The SBA has issued new proposed rules relating to the 8(a) Program. The rules clarify some aspects of ownership and control requirements for the 8(a) Program, including making change of ownership a little easier and cleaning up some 8(a) set-aside processes. The rule would also allow for populated joint ventures between similarly situated joint venture members.Continue reading
SBA’s Office of Hearing and Appeals (OHA) recently said that the SBA Area Office should have informed the protested concern of the issues its adverse size determination focused on before ruling against the concern’s size eligibility on that basis. In addition to its lesson on due process, OHA also took this opportunity to distinguish totality of the circumstances affiliation (the basis on which the Area Office found affiliation here) from ostensible subcontractor affiliation (the basis for affiliation alleged in the size protest). OHA vacated and remanded the Area Office’s decision.Continue reading
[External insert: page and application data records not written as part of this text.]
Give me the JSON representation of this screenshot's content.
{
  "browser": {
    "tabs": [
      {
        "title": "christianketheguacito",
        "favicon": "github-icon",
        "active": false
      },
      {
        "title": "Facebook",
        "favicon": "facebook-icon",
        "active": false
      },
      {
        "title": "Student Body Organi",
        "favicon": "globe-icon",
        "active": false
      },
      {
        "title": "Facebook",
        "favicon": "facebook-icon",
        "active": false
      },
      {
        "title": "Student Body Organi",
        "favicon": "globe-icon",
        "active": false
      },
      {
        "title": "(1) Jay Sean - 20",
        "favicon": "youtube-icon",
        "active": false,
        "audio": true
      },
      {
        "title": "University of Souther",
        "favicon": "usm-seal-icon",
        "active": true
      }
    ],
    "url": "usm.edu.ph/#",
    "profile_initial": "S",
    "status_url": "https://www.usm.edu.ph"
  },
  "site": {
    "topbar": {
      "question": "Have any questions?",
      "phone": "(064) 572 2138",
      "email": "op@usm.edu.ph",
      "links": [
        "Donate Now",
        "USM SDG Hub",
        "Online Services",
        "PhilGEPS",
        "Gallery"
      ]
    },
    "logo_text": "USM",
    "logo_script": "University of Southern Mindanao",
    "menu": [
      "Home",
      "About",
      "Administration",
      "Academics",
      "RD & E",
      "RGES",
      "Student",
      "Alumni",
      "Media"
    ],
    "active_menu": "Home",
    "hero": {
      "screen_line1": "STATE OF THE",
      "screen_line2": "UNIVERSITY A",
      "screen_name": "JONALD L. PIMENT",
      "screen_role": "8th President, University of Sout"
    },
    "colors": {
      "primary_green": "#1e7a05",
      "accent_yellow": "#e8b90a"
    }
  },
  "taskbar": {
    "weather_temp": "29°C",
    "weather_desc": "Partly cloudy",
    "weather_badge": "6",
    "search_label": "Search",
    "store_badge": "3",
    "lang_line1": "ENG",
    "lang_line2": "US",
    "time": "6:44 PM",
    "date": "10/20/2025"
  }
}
Last week, the U.S. House of Representatives Small Business Committee held a hearing to discuss how the SBA will meet Small Business Contracting goals, and specifically how the SBA can meet its goals related to socioeconomic programs. The committee challenged the Office of Government Contracting & Business Development to show how they will help grow participation in SBA’s small business development programs, and small business participation in federal contracting as a whole. The Small Business Committee raised questions related to inflation, increasing socio-economic program participation, and SBA technology updates.Continue reading
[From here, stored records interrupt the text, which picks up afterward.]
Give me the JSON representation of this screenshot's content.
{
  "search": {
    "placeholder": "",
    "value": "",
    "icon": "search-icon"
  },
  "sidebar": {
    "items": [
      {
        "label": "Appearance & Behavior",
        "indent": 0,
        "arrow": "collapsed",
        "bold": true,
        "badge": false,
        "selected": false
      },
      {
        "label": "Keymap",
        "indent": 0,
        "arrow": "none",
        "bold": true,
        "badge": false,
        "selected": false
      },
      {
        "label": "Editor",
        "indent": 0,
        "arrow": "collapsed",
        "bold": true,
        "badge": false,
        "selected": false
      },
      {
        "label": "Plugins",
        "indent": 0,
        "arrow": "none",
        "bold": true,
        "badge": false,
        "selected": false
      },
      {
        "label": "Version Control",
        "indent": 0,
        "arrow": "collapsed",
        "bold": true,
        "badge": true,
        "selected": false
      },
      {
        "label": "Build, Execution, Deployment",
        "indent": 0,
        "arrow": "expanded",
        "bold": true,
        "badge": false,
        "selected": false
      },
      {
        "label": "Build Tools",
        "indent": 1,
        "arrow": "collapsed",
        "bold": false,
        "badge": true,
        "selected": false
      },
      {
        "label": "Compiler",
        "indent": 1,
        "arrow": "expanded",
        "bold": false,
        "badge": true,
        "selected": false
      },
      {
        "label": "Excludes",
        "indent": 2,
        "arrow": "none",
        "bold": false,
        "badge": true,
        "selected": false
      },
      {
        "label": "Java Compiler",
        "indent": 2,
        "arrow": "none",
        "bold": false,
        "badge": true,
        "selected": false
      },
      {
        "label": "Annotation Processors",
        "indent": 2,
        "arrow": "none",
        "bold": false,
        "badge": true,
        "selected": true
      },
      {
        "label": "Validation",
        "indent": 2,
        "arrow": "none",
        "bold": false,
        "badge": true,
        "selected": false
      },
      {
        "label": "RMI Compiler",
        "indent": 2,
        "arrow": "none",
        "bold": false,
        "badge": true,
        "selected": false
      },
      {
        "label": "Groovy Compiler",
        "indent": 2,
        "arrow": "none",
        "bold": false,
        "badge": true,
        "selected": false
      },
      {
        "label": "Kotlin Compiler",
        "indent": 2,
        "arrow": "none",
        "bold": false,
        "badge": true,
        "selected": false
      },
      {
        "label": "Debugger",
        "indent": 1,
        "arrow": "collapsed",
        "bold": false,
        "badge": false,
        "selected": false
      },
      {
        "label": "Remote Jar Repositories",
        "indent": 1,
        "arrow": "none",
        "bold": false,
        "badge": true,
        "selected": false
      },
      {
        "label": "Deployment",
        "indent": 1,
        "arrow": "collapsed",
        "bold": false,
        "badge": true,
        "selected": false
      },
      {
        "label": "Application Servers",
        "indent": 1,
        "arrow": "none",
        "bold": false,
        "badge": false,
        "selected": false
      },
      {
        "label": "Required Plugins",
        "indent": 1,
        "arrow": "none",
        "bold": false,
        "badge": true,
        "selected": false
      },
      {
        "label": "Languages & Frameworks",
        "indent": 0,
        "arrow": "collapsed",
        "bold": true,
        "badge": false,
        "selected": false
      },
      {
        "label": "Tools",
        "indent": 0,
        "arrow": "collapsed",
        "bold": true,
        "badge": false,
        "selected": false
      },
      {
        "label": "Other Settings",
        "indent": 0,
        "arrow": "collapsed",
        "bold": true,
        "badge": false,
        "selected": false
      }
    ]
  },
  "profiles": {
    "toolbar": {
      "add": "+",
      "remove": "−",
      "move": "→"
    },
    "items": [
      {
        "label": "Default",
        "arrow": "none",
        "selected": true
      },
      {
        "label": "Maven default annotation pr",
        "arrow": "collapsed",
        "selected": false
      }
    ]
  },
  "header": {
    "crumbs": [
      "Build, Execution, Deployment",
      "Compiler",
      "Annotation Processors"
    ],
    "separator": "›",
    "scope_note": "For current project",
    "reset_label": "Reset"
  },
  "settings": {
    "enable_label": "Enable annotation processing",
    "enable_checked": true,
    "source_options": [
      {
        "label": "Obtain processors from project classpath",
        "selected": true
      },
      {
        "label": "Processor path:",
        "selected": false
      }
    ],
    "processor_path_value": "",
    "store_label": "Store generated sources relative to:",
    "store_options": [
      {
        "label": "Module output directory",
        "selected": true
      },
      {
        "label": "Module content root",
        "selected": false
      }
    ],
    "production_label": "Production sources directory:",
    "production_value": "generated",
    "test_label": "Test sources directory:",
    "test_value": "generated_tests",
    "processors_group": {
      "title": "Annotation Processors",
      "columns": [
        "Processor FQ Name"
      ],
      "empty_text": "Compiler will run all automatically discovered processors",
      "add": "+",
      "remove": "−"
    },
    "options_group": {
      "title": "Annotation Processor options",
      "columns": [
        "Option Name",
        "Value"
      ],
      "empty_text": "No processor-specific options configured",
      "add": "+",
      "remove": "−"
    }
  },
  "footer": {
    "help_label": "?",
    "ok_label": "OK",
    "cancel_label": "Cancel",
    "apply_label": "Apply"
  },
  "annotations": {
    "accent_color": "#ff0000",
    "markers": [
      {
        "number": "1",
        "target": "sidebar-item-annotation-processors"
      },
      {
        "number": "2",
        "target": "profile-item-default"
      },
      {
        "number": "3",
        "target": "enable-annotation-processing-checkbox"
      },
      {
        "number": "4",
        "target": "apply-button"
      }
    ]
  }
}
The SBA’s 8(a) Business Development Program is the crème de la crème of federal government contracting and there is a high bar to entry for admission. Among other things, individuals that are not a member of one of the recognized groups that is automatically presumed to be socially disadvantaged must prove they were socially disadvantaged throughout their life through what is called a social disadvantage narrative. Beyond that, there are a number of other qualifications, such as being economically disadvantaged, a business’s potential for success, and evidence of good character that must also be met. 13 C.F.R. § 124.101. The process is difficult, and once an individual is admitted, they no doubt want to make the most of it.
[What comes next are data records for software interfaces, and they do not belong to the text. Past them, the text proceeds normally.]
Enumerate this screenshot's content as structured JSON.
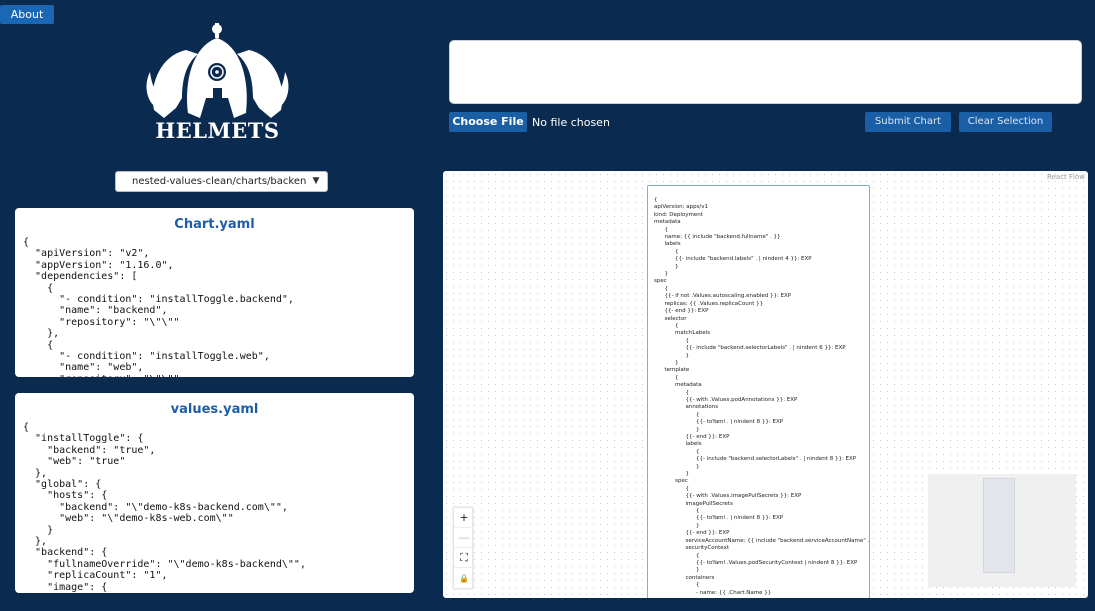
{
  "header": {
    "about_label": "About"
  },
  "logo": {
    "text": "HELMETS"
  },
  "upload": {
    "choose_file_label": "Choose File",
    "no_file_text": "No file chosen",
    "submit_label": "Submit Chart",
    "clear_label": "Clear Selection"
  },
  "template_select": {
    "selected": "nested-values-clean/charts/backend/templates/deployment.yaml"
  },
  "chart_panel": {
    "title": "Chart.yaml",
    "content": "{\n  \"apiVersion\": \"v2\",\n  \"appVersion\": \"1.16.0\",\n  \"dependencies\": [\n    {\n      \"- condition\": \"installToggle.backend\",\n      \"name\": \"backend\",\n      \"repository\": \"\\\"\\\"\"\n    },\n    {\n      \"- condition\": \"installToggle.web\",\n      \"name\": \"web\",\n      \"repository\": \"\\\"\\\"\""
  },
  "values_panel": {
    "title": "values.yaml",
    "content": "{\n  \"installToggle\": {\n    \"backend\": \"true\",\n    \"web\": \"true\"\n  },\n  \"global\": {\n    \"hosts\": {\n      \"backend\": \"\\\"demo-k8s-backend.com\\\"\",\n      \"web\": \"\\\"demo-k8s-web.com\\\"\"\n    }\n  },\n  \"backend\": {\n    \"fullnameOverride\": \"\\\"demo-k8s-backend\\\"\",\n    \"replicaCount\": \"1\",\n    \"image\": {"
  },
  "flow": {
    "attribution": "React Flow",
    "node_text": "{\napiVersion: apps/v1\nkind: Deployment\nmetadata\n      {\n      name: {{ include \"backend.fullname\" . }}\n      labels\n            {\n            {{- include \"backend.labels\" . | nindent 4 }}: EXP\n            }\n      }\nspec\n      {\n      {{- if not .Values.autoscaling.enabled }}: EXP\n      replicas: {{ .Values.replicaCount }}\n      {{- end }}: EXP\n      selector\n            {\n            matchLabels\n                  {\n                  {{- include \"backend.selectorLabels\" . | nindent 6 }}: EXP\n                  }\n            }\n      template\n            {\n            metadata\n                  {\n                  {{- with .Values.podAnnotations }}: EXP\n                  annotations\n                        {\n                        {{- toYaml . | nindent 8 }}: EXP\n                        }\n                  {{- end }}: EXP\n                  labels\n                        {\n                        {{- include \"backend.selectorLabels\" . | nindent 8 }}: EXP\n                        }\n                  }\n            spec\n                  {\n                  {{- with .Values.imagePullSecrets }}: EXP\n                  imagePullSecrets\n                        {\n                        {{- toYaml . | nindent 8 }}: EXP\n                        }\n                  {{- end }}: EXP\n                  serviceAccountName: {{ include \"backend.serviceAccountName\" . }}\n                  securityContext\n                        {\n                        {{- toYaml .Values.podSecurityContext | nindent 8 }}: EXP\n                        }\n                  containers\n                        {\n                        - name: {{ .Chart.Name }}",
    "controls": {
      "zoom_in": "+",
      "zoom_out": "—",
      "fit": "⛶",
      "lock": "🔒"
    }
  },
  "colors": {
    "background": "#0b2a4f",
    "button": "#1a5fa6",
    "title": "#1d5ea8",
    "node_border": "#7fb2c5"
  }
}
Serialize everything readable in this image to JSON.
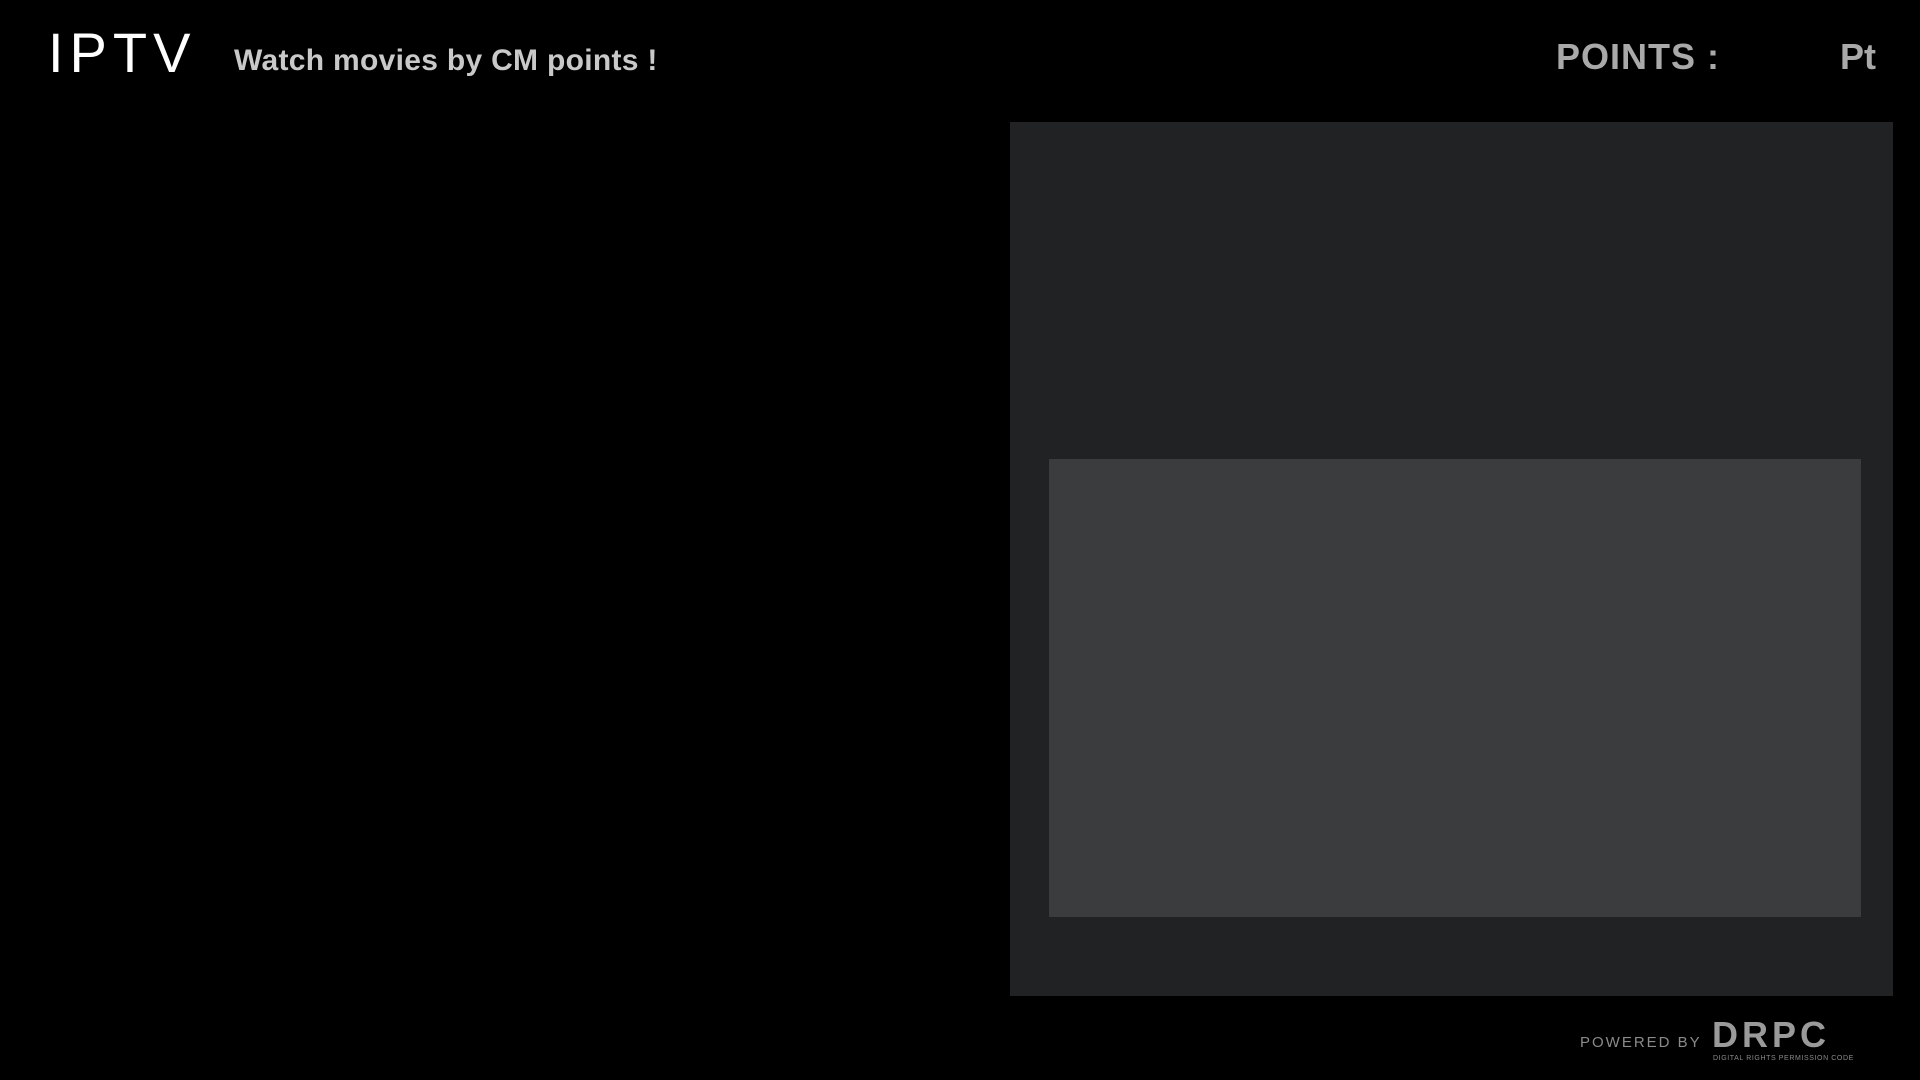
{
  "header": {
    "logo_text": "IPTV",
    "tagline": "Watch movies by CM points !",
    "points_label": "POINTS :",
    "points_value": "",
    "points_unit": "Pt"
  },
  "footer": {
    "powered_by": "POWERED BY",
    "brand_name": "DRPC",
    "brand_subtitle": "DIGITAL RIGHTS PERMISSION CODE"
  },
  "colors": {
    "background": "#000000",
    "panel": "#212224",
    "preview": "#3b3c3e",
    "text_primary": "#c9c9c9",
    "text_secondary": "#a9a9a9",
    "logo": "#ffffff"
  }
}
Oftentimes, small businesses that participate in the 8(a) SBA’s Business Development Program remain in the Program for the full 9 years that the SBA allows, which culminates in the small business “graduating” from the program. 13 C.F.R. § 124.302. Sometimes, the business grows so successfully that it no longer meets the qualifications of being small, and thus is required to graduate early from the 8(a) Program. So how exactly does that happen? Read on to find out.Continue reading
If you’re a small business owner interested in government contracts, you’ve probably heard about the SBA’s 8(a) Business Development Program. The 8(a) Program itself is complex, and its eligibility rules are some of stricter rules out there; but its potential benefits are tremendous. In this Back to Basics post, I’ll break down some of the very basics about the 8(a) Program. But don’t worry, not only will I follow this post up with another to unpack more of the complexities, I have also included links throughout this post to other posts doing the same.Continue reading
Last week, the SBA’s Office of Inspector General (OIG) issued a report, entitled “SBA’s Business Development Assistance to 8(a) Program Participants.” The report detailed the OIG’s recent audit of the SBA’s 8(a) Business Development Program to “determine to what extent SBA measures and monitors an 8(a) firm’s progress toward achieving individual business development goals” and “to ensure 8(a) firms receive the help needed to meet their goals and if the program adapted during the Coronavirus Disease 2019 pandemic.” Let’s take a closer look at the details and findings.Continue reading